Loading
Search
NEWS STORIES

Low mortgage rates spark refinancing debate in the United StatesSubmitted: 10/14/2019
Story By Ben Bokun

Low mortgage rates spark refinancing debate in the United States
RHINELANDER -
Mortgage rates are low.

So low, in fact, some people in the United States wonder whether it's a good time to refinance a property or not.

"When interest rates are low, yes, it's a very good time to refinance. It's a very good time to be a buyer," said Jim Mulleady, owner of Coldwell Banker Mulleady Inc.

The current mortgage rate is historically low at 3.57%, which is around 1.5% lower than mid-October in 2018. Mulleady thinks it's an ideal month for home owners to refinance.


"I think it'd be a terrific time to refinance because we don't know what's going to happen with interest rates in 2020. They could jump up over four percent," said Mulleady.

Currently, borrowers have been applying for refinance loans 163% more than last year.

With some companies like Apple getting involved in the refinancing boom, some people may think it's a good time to do so as well. Sandy Ebben, manager of First Weber Realtors Rhinelander, advises home owners to be careful.

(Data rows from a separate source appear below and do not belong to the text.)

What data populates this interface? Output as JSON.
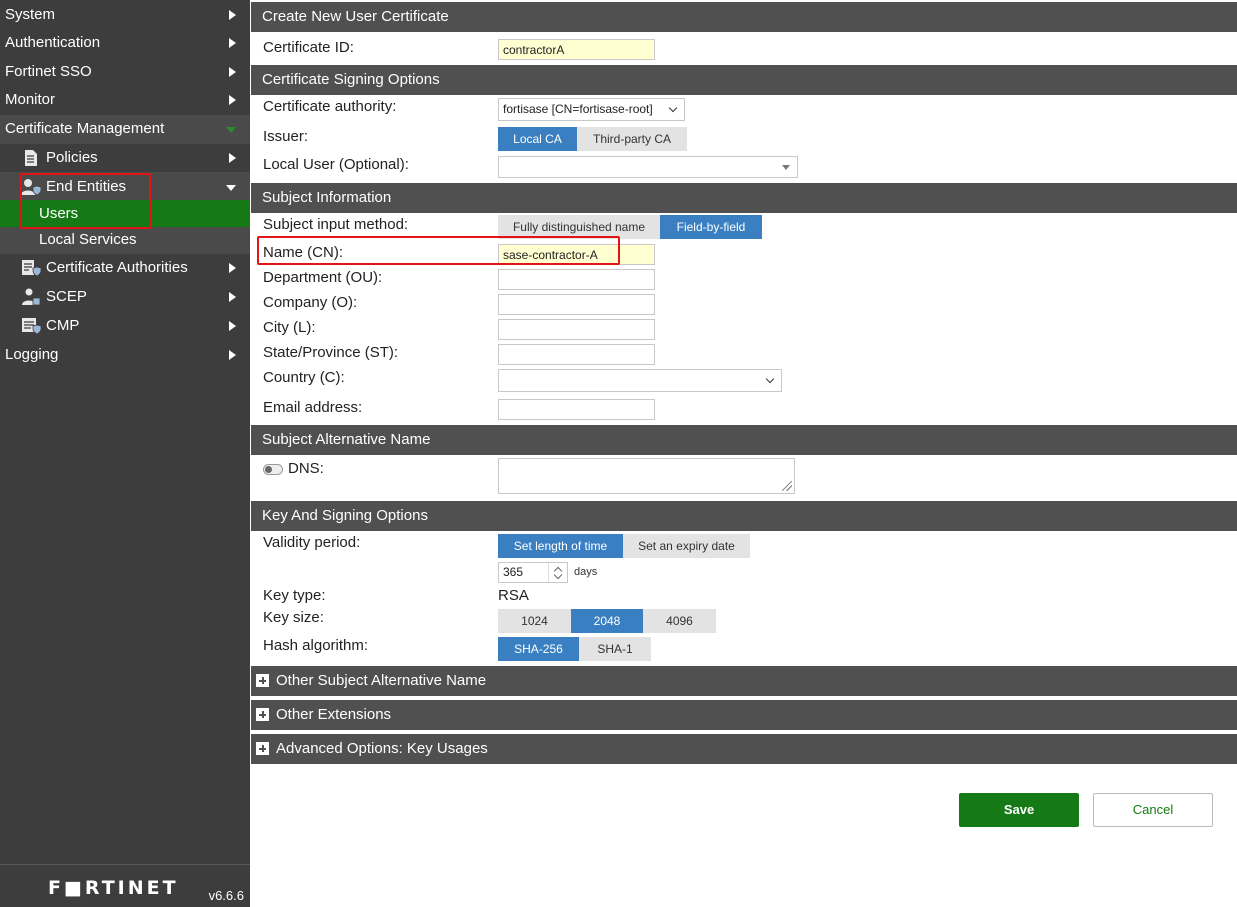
{
  "sidebar": {
    "items": [
      {
        "label": "System"
      },
      {
        "label": "Authentication"
      },
      {
        "label": "Fortinet SSO"
      },
      {
        "label": "Monitor"
      },
      {
        "label": "Certificate Management"
      },
      {
        "label": "Policies"
      },
      {
        "label": "End Entities"
      },
      {
        "label": "Users"
      },
      {
        "label": "Local Services"
      },
      {
        "label": "Certificate Authorities"
      },
      {
        "label": "SCEP"
      },
      {
        "label": "CMP"
      },
      {
        "label": "Logging"
      }
    ],
    "brand": "F■RTINET",
    "version": "v6.6.6"
  },
  "form": {
    "title": "Create New User Certificate",
    "certificate_id": {
      "label": "Certificate ID:",
      "value": "contractorA"
    },
    "signing": {
      "title": "Certificate Signing Options",
      "ca_label": "Certificate authority:",
      "ca_value": "fortisase [CN=fortisase-root]",
      "issuer_label": "Issuer:",
      "issuer_options": [
        "Local CA",
        "Third-party CA"
      ],
      "local_user_label": "Local User (Optional):",
      "local_user_value": ""
    },
    "subject": {
      "title": "Subject Information",
      "method_label": "Subject input method:",
      "method_options": [
        "Fully distinguished name",
        "Field-by-field"
      ],
      "cn_label": "Name (CN):",
      "cn_value": "sase-contractor-A",
      "ou_label": "Department (OU):",
      "o_label": "Company (O):",
      "l_label": "City (L):",
      "st_label": "State/Province (ST):",
      "c_label": "Country (C):",
      "email_label": "Email address:"
    },
    "san": {
      "title": "Subject Alternative Name",
      "dns_label": "DNS:"
    },
    "key": {
      "title": "Key And Signing Options",
      "validity_label": "Validity period:",
      "validity_options": [
        "Set length of time",
        "Set an expiry date"
      ],
      "days_value": "365",
      "days_unit": "days",
      "type_label": "Key type:",
      "type_value": "RSA",
      "size_label": "Key size:",
      "size_options": [
        "1024",
        "2048",
        "4096"
      ],
      "hash_label": "Hash algorithm:",
      "hash_options": [
        "SHA-256",
        "SHA-1"
      ]
    },
    "collapsed": [
      {
        "label": "Other Subject Alternative Name"
      },
      {
        "label": "Other Extensions"
      },
      {
        "label": "Advanced Options: Key Usages"
      }
    ],
    "save_label": "Save",
    "cancel_label": "Cancel"
  },
  "colors": {
    "sidebar_bg": "#3d3d3d",
    "active_green": "#157a15",
    "section_header": "#505050",
    "segment_selected": "#3a7fc1",
    "input_highlight": "#ffffd2",
    "annotation_red": "#e01515"
  }
}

"It costs money to refinance. You have appraisal costs, closing costs and title work and all of these things," said Ebben. "If you thought you were gonna be in your house for 10 years, and this is the lowest the interest rates are gonna go, then yes, it would be a good time."

If there's one thing Mulleady and Ebben agree on, it's that it's impossible for people to be sure when mortgage rates will increase again.

"Nobody really ever knows for sure how low it's gonna go before it starts going back up or creeping back up," said Ebben.

Text Size: + Increase | Decrease -
| Print Story | Email Story
Sponsored in part by HodagSports.com





 IN OTHER NEWS

Play Video

RHINELANDER - There are 582 million entrepreneurs in the world.

+ Read More

Play Video

CRANDON - A series of bills introduced by Mary Felzkowski (R-Irma) would allow all employees who are part of the Wisconsin Retirement System to re-enter the workforce after leaving it.

The School District of Crandon administrator, Larry Palubicki says the bill might receive their support.

"I think it's a bill that we would be in support of to keep high-quality educators after they retire," said Palubicki

Felzkowski said this will not solve the Wisconsin teacher shortage, but it is a step in the right direction.

"This isn't a long term solution; this is to help fill vacancies in the interim until they can find someone," said Felzkowski

+ Read More

MADISON - Wisconsin Department of Revenue Secretary Peter Barca is apologizing for an employee training slide show that joked former Republican Gov. Scott Walker had died.

Barca sent an email to DOR workers on Oct. 18 apologizing for the slide and calling it an "unacceptable situation."

+ Read More

SUN PRAIRIE - Participating in local government remains the most proactive way to create change. However, the practical barriers to taking part can be difficult to overcome.

Sun Prairie thinks they have the solution: child care.

+ Read More

MADISON - It doesn't look like Gov. Tony Evers is going to call another special legislative session on gun control anytime soon.

Evers told reporters at a news conference Monday that he has no immediate plans to call another special session but he's keeping the option open for the future.

+ Read More

Play Video

RHINELANDER - Kathy Orton rushed to stuff her shopping cart with things like diapers and paper towels at 6 a.m. Monday. Most of it wasn't for her.

"No. It's for other people," said Orton.

Orton won the annual shopping spree contest at Trig's in Rhinelander. She had about three minutes to take two of almost any item in the store.

"I wasn't expecting this at all, so I thought 'get for everybody,'" said Orton.

To pay it forward, she made a list of things to get other people, starting with her mother.

+ Read More

CAMDEN, N.J. - A New Jersey man faces allegations he conspired to carry out spray paint vandalism attacks two months ago against synagogues in Michigan and Wisconsin.

The Philadelphia Inquirer reported 18-year-old Richard Tobin allegedly recruited people on a neo-Nazi social network.

Court records indicate Tobin told investigators he considered suicide attacks and once sat with a machete in the parking lot of a New Jersey mall, considering an attack on black shoppers.

An email message for his public defender wasn't returned.



+ Read More
+ More General News
Search: